Medical malpractice may exist in cases of negligence or egregious medical mistakes.
Those who require medical attention put a great deal of trust with their medical providers. Physicians are responsible for the care and treatment of their patients. Although many physicians provide quality medical care, there are instances when mistakes are made. Depending on the details, the mistake may be negligent or egregious, potentially leading to a medical malpractice suit.
A local NPR affiliate discussed medical malpractice suits in New York, noting claims jumped significantly in 1999 due to a publication by the National Institute of Health. According to the article, the report that contributed to an increase in medical malpractice claims stated that 98,000 people died every single year due to preventable medical errors.
More on medical malpractice
Essentially, a medical malpractice claim exists when a physician is negligent when caring for a patient. Negligence is established when the following factors are met:
- A patient/physician relationship exists
- The physician fails to provide medical care that meets accepted standards
- The failure leads to an injury
Establishing a medical malpractice claim generally requires meeting all three of these factors. This can require a variety of evidence and expert testimony. Expert testimony is used to describe the acceptable standard and outline how the physician failed to meet this standard.

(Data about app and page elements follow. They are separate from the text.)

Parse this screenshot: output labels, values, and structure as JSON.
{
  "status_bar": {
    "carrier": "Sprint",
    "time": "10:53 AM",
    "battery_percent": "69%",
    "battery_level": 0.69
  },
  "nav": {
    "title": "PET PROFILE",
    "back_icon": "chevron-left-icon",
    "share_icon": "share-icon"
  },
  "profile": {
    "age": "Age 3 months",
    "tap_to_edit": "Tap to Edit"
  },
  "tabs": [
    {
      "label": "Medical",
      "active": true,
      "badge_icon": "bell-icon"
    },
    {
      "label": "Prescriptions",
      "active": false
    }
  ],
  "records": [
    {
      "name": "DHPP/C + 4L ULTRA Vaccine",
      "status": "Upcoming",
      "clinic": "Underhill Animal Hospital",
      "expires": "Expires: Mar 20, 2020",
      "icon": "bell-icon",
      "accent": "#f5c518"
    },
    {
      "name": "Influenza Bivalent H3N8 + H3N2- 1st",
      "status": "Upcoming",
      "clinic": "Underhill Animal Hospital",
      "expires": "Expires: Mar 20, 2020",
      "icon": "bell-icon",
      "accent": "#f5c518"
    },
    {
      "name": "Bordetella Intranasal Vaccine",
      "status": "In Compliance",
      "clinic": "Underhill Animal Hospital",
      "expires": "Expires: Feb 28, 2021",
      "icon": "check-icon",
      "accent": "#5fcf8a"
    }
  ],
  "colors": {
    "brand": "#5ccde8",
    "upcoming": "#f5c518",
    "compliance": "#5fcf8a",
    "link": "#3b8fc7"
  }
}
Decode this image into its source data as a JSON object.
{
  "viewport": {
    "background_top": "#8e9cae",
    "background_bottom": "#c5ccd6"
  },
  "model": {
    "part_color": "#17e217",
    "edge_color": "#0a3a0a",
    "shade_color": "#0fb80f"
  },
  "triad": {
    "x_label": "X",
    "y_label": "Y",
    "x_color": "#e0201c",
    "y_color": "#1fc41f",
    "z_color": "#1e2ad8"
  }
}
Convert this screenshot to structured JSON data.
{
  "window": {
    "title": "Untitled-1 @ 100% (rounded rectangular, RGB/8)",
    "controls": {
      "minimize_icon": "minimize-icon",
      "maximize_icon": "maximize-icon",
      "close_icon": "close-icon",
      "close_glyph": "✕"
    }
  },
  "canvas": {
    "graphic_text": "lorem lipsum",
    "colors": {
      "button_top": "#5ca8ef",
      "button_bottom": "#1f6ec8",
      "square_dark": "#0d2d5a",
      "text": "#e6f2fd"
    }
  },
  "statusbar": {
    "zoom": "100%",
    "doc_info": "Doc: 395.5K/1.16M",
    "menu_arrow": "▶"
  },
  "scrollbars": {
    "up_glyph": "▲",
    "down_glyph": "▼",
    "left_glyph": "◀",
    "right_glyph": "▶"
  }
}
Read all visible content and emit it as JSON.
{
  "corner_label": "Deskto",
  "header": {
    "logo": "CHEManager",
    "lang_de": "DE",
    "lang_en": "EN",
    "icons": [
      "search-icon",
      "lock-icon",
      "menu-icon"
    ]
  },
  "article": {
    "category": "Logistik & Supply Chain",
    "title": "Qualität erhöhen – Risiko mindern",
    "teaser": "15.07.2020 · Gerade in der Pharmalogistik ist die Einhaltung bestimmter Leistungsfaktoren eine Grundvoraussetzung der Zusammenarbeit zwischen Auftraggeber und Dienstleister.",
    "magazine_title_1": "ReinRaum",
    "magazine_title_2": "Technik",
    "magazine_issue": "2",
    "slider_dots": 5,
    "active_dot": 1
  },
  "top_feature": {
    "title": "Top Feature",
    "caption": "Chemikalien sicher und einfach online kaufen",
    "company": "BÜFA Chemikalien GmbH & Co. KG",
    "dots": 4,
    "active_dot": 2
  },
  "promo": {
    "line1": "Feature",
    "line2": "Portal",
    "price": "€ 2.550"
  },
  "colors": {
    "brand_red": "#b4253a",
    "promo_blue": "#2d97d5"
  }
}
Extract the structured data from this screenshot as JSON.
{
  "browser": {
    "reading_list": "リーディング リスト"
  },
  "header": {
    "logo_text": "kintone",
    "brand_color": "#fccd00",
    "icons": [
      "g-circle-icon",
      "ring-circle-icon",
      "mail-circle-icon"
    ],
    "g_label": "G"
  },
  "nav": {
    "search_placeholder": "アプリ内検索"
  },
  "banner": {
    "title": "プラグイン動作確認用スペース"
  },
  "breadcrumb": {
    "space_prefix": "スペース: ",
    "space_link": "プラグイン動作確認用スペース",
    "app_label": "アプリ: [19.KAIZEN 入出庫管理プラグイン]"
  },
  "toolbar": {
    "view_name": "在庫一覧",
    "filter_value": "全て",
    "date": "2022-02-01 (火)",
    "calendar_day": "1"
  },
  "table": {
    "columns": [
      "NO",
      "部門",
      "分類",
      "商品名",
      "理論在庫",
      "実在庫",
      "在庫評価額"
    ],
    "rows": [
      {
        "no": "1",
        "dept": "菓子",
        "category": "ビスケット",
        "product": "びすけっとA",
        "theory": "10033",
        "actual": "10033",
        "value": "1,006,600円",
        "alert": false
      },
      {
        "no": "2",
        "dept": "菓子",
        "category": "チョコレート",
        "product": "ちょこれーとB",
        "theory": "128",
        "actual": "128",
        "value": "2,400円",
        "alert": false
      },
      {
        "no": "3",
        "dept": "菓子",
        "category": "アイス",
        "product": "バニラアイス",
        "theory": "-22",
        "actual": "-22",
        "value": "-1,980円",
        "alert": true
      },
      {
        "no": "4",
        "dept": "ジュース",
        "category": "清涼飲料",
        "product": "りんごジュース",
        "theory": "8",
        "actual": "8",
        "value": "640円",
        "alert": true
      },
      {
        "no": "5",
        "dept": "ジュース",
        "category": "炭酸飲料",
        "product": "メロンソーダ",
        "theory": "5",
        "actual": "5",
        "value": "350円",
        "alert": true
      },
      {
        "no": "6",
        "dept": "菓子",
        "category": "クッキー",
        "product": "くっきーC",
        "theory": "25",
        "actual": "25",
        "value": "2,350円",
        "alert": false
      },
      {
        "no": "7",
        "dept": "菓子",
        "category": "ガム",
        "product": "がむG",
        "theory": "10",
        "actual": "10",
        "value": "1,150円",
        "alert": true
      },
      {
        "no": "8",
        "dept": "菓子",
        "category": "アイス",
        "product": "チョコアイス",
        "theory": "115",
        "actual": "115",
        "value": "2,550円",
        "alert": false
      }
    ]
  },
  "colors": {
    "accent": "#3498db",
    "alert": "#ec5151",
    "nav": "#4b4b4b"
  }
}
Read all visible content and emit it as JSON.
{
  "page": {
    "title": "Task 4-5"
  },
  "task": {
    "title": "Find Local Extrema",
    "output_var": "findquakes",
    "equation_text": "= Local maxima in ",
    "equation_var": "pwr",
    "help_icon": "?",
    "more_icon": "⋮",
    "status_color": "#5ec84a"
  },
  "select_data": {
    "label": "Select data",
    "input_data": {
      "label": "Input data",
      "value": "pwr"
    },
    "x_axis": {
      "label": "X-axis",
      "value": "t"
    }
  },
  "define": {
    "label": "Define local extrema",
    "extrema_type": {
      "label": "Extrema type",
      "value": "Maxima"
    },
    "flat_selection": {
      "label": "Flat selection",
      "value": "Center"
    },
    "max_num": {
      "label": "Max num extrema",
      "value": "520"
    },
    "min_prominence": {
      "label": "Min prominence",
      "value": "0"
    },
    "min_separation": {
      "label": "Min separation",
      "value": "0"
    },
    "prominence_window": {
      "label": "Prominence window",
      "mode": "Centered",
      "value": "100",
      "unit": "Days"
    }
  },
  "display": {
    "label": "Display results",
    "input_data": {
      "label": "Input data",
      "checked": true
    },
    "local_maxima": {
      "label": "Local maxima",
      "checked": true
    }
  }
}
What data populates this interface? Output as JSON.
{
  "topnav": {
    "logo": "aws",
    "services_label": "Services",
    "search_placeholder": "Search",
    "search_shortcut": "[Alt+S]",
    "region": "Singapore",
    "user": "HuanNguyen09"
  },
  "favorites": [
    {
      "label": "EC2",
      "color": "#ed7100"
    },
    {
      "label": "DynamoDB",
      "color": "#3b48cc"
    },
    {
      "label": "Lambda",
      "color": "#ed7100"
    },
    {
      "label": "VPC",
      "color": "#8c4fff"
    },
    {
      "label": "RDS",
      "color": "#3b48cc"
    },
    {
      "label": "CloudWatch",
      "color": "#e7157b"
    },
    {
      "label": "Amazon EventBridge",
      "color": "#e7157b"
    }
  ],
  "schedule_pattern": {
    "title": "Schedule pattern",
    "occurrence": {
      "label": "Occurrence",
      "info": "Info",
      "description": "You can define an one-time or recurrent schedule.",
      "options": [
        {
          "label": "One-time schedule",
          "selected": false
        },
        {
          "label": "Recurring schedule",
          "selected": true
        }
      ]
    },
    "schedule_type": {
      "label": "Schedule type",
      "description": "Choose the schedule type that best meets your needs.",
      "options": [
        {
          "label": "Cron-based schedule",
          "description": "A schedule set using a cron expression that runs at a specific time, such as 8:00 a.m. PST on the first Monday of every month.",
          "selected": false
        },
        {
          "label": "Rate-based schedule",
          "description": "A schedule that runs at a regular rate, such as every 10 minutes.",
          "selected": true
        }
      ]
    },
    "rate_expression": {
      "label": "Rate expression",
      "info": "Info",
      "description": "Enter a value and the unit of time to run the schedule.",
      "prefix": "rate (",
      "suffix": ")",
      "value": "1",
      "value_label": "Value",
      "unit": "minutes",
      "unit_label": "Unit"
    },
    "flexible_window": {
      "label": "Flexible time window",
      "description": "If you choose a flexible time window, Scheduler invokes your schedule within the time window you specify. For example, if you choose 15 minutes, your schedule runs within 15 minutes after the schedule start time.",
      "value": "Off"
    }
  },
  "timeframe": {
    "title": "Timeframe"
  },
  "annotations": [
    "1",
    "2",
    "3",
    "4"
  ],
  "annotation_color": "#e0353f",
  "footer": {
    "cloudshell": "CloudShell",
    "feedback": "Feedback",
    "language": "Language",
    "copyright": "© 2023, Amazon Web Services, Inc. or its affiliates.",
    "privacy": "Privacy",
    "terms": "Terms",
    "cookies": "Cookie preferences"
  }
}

It is important to note that the physician may not be the only liable party. If the hospital did not take steps to hire competent medical professionals or failed to ensure that these professionals were properly trained to complete certain procedures, the hospital facility itself may be liable. If the physician is part of a private practice, the entire practice may be liable. If the injury is connected to a defective medical device, the manufacturer or distributor of the product may be liable.
Remedies are available for victims
Regardless of which party or parties are liable, those who are the victims of medical malpractice are likely eligible to receive compensation. Compensatory damages are available to cover the cost of additional medical care, rehabilitative costs and lost wages as well as, in some cases, pain and suffering awards. Depending on the details of the case, punitive damages, or those intended to punish the wrongdoer in particularly reckless or egregious cases, may also be available.
Victims are wise to seek the counsel of an experienced New York medical malpractice lawyer in a timely manner. Statute of limitations laws can apply. Generally, medical malpractice suits in New York must be filed 2 ½ years from the date of the malpractice.
Keywords: medical malpractice personal injury